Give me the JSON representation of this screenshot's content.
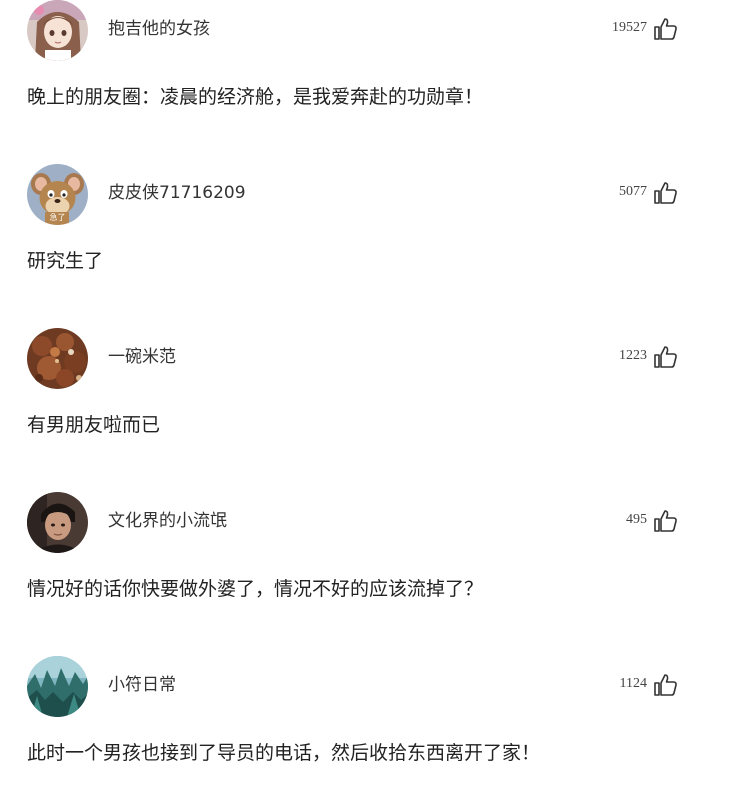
{
  "comments": [
    {
      "username": "抱吉他的女孩",
      "likes": "19527",
      "text": "晚上的朋友圈：凌晨的经济舱，是我爱奔赴的功勋章！",
      "avatar_icon": "anime-girl-avatar"
    },
    {
      "username": "皮皮侠71716209",
      "likes": "5077",
      "text": "研究生了",
      "avatar_icon": "cartoon-mouse-avatar",
      "avatar_caption": "急了"
    },
    {
      "username": "一碗米范",
      "likes": "1223",
      "text": "有男朋友啦而已",
      "avatar_icon": "food-dish-avatar"
    },
    {
      "username": "文化界的小流氓",
      "likes": "495",
      "text": "情况好的话你快要做外婆了，情况不好的应该流掉了？",
      "avatar_icon": "man-portrait-avatar"
    },
    {
      "username": "小符日常",
      "likes": "1124",
      "text": "此时一个男孩也接到了导员的电话，然后收拾东西离开了家！",
      "avatar_icon": "forest-scenery-avatar"
    }
  ],
  "like_icon": "thumbs-up-icon",
  "colors": {
    "text": "#222222",
    "username": "#333333",
    "count": "#444444",
    "icon_stroke": "#333333"
  }
}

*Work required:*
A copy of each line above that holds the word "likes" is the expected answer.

*Solution for this exercise:*
      "likes": "19527",
      "likes": "5077",
      "likes": "1223",
      "likes": "495",
      "likes": "1124",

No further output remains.